→ Exercise description
Go through the records and copy each line where the word "循环气压缩机" occurs.

Saved entries

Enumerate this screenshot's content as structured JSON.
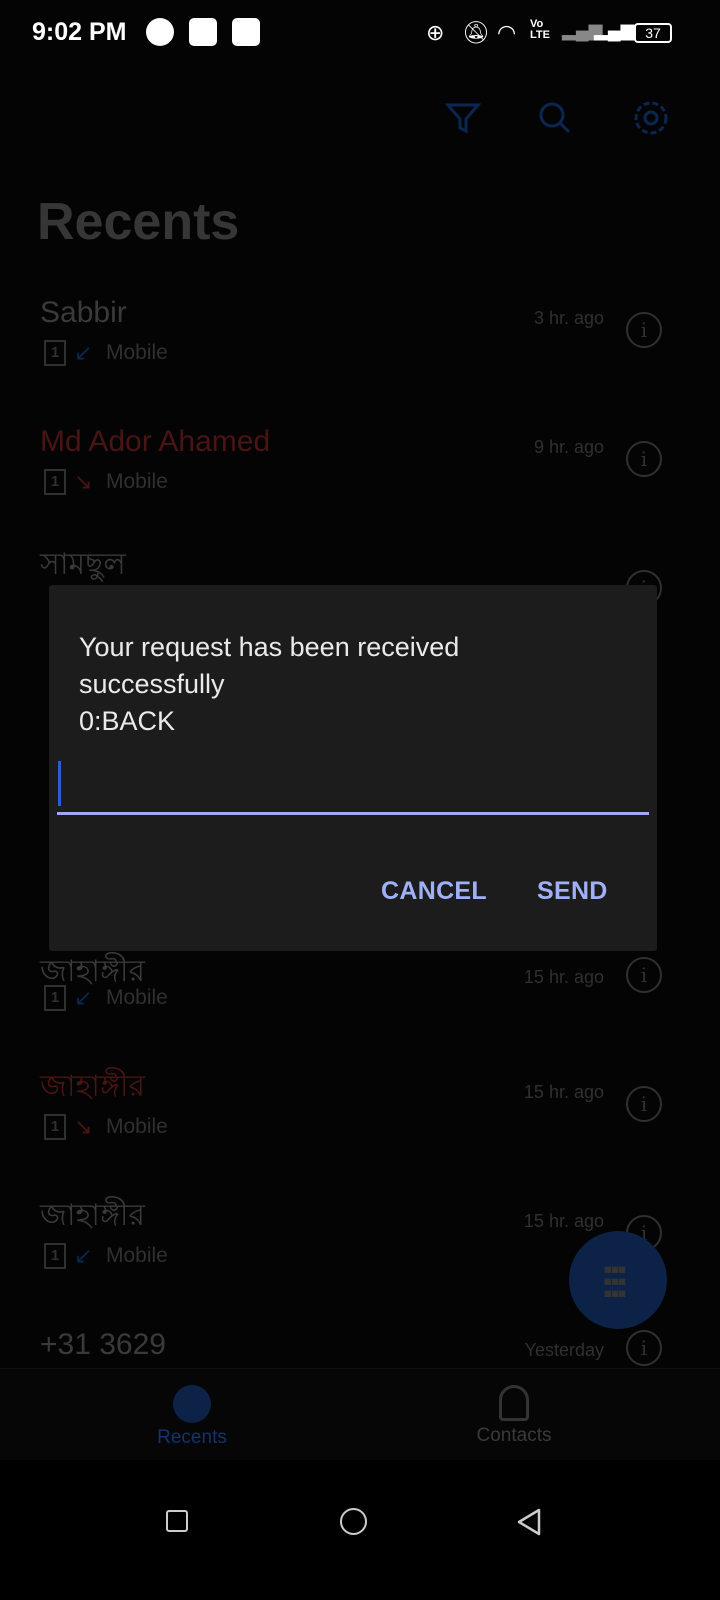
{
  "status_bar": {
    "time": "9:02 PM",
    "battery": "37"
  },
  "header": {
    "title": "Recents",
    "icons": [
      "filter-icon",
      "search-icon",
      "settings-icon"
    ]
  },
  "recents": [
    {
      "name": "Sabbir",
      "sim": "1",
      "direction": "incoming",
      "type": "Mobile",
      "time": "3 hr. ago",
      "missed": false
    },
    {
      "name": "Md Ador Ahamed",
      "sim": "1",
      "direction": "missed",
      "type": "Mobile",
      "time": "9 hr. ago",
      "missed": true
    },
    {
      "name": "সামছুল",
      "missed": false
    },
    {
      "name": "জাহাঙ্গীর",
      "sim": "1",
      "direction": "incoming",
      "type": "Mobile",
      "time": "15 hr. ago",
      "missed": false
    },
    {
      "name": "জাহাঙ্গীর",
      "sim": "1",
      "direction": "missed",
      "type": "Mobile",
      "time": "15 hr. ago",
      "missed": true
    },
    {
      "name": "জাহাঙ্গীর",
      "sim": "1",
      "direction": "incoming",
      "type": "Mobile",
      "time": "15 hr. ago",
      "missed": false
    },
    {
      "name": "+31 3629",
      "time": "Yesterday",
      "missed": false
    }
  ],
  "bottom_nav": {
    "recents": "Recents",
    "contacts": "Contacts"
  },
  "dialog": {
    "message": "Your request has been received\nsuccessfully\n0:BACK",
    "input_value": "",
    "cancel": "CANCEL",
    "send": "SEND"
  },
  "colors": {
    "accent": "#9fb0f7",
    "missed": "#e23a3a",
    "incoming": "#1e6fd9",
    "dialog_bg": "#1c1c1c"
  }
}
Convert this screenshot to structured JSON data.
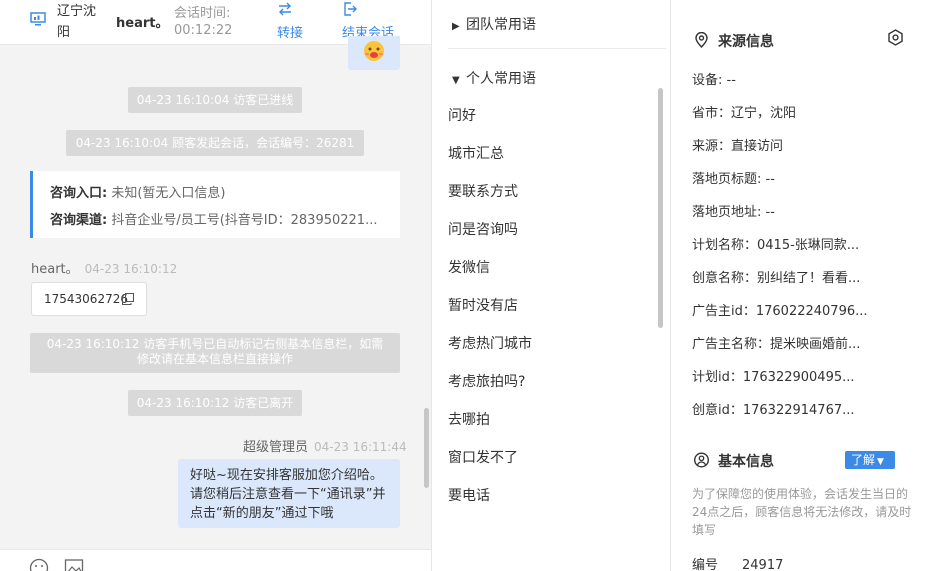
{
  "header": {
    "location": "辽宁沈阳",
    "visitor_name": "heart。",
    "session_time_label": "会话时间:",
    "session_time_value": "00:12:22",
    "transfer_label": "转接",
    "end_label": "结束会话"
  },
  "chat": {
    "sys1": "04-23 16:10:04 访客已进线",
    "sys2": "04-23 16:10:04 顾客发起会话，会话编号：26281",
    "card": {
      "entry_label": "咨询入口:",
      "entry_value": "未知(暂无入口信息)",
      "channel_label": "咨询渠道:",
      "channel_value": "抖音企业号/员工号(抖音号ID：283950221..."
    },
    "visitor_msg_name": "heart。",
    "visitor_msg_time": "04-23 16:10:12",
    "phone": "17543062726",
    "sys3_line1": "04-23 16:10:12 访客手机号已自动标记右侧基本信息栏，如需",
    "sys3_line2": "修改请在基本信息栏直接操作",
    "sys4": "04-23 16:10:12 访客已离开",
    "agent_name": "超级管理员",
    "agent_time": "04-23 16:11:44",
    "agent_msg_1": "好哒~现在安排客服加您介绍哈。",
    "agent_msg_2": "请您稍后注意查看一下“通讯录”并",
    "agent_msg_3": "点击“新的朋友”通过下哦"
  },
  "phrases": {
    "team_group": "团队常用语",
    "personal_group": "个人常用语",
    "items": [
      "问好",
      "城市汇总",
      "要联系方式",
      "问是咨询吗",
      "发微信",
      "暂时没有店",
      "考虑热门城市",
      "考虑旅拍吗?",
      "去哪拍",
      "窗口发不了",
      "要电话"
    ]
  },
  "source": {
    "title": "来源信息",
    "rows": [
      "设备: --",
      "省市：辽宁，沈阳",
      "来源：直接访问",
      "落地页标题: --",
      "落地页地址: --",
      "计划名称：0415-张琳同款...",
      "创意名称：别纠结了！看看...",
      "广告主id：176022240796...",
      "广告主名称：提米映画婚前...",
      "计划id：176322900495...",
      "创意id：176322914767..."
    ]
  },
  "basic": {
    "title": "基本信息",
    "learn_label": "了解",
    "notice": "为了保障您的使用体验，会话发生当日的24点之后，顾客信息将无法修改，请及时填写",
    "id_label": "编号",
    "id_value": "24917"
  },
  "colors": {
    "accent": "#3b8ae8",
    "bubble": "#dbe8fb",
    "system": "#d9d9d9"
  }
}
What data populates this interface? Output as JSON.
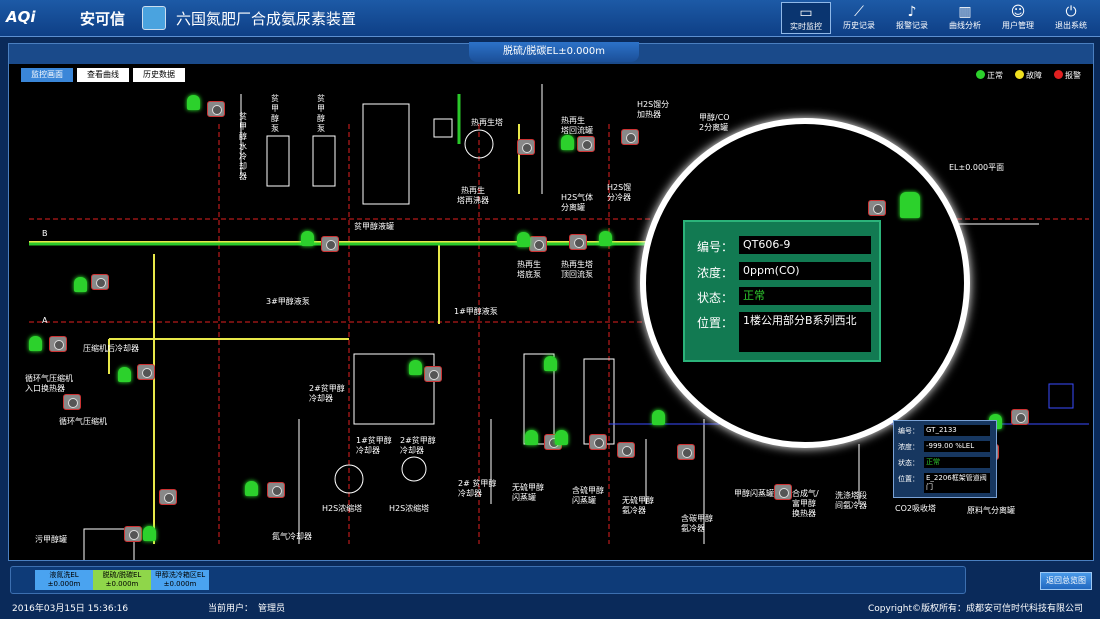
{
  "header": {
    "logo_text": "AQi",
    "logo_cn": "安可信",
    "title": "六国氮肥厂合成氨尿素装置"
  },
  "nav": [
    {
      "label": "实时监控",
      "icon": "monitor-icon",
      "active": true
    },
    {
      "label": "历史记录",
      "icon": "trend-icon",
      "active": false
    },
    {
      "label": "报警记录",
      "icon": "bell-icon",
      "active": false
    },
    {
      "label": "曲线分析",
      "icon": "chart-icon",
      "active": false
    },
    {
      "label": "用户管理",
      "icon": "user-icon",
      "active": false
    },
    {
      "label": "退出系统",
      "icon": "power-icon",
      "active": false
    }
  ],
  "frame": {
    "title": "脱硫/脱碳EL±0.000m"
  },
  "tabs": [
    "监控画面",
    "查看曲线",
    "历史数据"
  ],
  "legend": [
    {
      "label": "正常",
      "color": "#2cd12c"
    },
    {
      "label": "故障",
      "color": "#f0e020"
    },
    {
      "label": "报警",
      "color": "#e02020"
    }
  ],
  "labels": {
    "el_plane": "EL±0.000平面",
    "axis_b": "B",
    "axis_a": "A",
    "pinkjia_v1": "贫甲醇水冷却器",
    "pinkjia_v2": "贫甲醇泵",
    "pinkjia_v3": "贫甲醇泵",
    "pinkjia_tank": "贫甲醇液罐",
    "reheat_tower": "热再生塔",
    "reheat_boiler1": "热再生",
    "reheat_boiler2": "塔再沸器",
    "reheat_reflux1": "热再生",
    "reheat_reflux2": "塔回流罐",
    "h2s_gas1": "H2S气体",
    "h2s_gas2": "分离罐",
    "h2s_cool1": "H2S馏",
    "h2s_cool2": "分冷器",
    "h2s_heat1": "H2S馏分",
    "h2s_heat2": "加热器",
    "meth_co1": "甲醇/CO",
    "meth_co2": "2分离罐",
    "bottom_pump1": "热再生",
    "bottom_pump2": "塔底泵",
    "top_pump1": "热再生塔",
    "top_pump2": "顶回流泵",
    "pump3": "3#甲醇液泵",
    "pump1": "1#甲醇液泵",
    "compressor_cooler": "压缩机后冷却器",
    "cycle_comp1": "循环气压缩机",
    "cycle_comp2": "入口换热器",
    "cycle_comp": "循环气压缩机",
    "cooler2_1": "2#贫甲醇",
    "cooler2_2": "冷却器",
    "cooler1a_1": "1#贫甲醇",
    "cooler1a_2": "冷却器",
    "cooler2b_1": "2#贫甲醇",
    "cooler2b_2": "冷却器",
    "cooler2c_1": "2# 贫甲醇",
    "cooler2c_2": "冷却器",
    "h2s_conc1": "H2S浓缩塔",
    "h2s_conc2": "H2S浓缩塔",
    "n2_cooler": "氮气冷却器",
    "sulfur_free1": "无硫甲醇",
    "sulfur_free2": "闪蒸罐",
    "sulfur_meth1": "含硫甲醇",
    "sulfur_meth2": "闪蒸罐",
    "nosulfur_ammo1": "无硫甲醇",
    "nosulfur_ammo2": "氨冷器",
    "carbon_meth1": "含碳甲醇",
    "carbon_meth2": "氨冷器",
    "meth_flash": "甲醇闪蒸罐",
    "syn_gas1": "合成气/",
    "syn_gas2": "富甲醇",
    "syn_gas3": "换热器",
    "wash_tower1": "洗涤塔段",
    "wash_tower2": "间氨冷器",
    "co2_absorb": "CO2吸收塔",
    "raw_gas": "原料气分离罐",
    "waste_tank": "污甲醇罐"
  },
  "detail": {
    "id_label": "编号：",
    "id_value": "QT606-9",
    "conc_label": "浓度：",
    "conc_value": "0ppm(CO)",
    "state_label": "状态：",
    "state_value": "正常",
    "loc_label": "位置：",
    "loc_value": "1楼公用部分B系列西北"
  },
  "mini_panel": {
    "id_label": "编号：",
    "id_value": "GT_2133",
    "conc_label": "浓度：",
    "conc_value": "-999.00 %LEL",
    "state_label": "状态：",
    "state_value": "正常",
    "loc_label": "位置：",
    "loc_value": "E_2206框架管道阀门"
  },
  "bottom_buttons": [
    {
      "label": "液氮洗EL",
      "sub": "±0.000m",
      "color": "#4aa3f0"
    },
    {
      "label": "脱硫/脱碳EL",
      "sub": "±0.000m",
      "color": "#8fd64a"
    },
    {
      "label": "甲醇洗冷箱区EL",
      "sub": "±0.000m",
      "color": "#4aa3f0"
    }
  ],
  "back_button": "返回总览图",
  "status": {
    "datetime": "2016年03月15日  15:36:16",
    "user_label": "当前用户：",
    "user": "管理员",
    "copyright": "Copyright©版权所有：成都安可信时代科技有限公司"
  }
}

→ Result of the exercise
    "cycle_comp1": "循环气压缩机",
    "cycle_comp": "循环气压缩机",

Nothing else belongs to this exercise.